## HOW TO COMPLETE THIS TASK
Count the lines in the data below holding the string "coin" and write the total by itself.

*** ENTRIES SUPPLIED ***

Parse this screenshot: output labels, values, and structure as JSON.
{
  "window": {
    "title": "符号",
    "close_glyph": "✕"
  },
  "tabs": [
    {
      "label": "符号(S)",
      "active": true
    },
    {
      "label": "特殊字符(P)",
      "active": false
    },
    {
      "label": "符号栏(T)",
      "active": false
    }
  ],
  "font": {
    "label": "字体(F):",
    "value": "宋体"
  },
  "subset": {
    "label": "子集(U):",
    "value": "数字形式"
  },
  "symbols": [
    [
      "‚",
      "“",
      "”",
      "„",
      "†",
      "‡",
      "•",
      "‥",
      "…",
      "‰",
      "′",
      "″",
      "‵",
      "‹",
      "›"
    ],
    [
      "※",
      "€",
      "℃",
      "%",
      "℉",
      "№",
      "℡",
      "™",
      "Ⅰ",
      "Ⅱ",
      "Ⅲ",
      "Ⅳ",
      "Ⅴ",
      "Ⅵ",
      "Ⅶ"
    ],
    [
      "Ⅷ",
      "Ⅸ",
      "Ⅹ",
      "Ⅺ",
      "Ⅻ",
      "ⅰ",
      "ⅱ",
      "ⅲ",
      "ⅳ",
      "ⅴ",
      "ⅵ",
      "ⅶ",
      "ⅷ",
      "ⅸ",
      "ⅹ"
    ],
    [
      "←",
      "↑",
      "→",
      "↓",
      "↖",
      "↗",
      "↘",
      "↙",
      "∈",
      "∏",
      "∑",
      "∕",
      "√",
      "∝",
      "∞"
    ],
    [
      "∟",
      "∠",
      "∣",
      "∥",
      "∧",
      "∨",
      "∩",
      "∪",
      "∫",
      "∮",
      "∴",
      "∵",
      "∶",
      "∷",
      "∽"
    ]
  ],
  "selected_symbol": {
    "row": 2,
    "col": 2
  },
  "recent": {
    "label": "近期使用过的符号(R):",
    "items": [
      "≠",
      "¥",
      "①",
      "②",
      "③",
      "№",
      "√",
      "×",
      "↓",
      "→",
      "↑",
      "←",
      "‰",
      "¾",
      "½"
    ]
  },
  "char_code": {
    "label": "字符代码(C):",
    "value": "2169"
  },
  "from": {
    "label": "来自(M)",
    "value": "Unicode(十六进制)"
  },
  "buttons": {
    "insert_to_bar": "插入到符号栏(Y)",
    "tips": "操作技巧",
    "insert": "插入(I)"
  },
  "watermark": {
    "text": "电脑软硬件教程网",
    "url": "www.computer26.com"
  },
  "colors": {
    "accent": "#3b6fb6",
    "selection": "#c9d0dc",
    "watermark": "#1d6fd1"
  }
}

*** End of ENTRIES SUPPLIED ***
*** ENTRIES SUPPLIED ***

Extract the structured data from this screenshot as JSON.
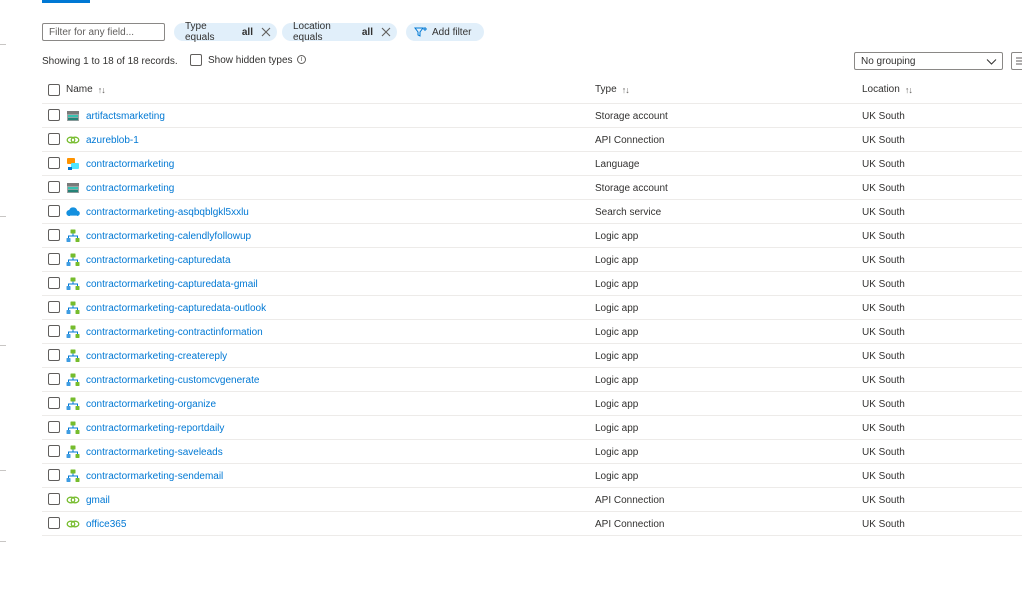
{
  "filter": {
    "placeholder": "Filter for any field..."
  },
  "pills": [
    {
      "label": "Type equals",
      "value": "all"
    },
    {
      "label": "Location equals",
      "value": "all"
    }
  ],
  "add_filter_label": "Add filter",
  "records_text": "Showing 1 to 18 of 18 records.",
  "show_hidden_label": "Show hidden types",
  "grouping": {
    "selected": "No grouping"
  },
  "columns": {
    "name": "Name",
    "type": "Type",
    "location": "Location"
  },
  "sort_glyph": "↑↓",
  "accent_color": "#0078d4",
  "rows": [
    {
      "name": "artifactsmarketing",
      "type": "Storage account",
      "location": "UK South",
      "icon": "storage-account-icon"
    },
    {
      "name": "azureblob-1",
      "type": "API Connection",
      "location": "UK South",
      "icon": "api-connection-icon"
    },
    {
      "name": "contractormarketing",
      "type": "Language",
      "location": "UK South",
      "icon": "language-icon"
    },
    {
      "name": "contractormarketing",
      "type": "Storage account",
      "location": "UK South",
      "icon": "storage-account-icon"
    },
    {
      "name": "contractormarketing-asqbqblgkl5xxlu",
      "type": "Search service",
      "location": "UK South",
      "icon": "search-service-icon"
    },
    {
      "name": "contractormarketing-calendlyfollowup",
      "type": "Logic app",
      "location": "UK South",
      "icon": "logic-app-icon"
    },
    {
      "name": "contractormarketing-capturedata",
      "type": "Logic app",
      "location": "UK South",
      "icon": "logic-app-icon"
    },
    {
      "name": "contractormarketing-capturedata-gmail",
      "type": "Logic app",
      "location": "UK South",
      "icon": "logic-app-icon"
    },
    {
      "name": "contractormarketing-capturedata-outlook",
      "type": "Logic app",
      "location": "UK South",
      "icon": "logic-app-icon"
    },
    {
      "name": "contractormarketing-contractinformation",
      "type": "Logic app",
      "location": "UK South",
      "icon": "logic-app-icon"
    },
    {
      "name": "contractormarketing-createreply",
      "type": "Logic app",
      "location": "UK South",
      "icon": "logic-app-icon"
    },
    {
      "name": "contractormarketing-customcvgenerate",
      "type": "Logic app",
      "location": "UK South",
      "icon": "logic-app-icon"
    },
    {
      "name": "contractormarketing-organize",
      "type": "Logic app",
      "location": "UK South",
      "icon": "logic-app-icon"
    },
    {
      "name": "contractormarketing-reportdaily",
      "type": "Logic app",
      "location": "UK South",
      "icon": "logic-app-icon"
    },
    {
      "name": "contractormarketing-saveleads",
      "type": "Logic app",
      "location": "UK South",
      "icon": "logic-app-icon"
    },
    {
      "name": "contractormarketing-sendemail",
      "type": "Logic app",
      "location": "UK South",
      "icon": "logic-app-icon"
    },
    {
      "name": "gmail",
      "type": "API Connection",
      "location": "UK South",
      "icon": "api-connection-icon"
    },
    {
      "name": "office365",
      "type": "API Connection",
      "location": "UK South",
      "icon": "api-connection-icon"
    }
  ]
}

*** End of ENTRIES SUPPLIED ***
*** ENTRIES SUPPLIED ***

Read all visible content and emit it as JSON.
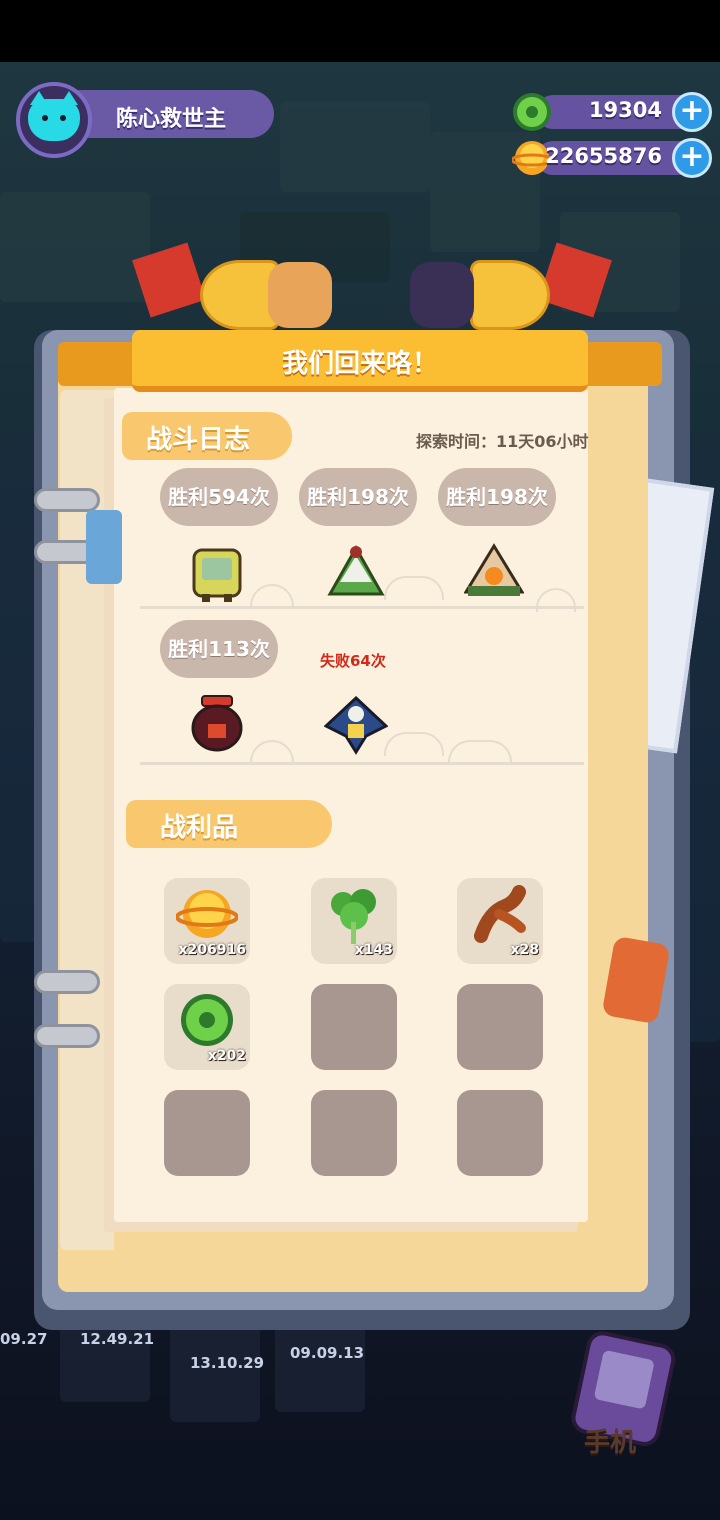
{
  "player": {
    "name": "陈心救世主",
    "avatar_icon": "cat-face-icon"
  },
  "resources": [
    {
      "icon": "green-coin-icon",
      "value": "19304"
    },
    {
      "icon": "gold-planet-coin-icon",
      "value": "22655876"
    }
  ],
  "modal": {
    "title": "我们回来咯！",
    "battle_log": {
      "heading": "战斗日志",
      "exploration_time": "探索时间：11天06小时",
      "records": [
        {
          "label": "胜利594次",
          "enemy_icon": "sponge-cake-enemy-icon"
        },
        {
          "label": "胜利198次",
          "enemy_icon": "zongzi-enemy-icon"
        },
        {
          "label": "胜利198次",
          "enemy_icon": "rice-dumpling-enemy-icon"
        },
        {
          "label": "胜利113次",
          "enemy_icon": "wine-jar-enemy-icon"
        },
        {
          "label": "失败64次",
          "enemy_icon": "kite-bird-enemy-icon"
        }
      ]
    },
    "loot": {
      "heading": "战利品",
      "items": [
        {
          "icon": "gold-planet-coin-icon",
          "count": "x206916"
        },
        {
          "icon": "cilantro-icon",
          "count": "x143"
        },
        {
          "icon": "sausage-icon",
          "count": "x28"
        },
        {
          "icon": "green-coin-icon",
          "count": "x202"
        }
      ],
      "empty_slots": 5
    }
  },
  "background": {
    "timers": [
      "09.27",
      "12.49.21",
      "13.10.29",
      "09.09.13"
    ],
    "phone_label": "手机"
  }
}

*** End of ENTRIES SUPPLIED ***

## TASK SOLUTION
4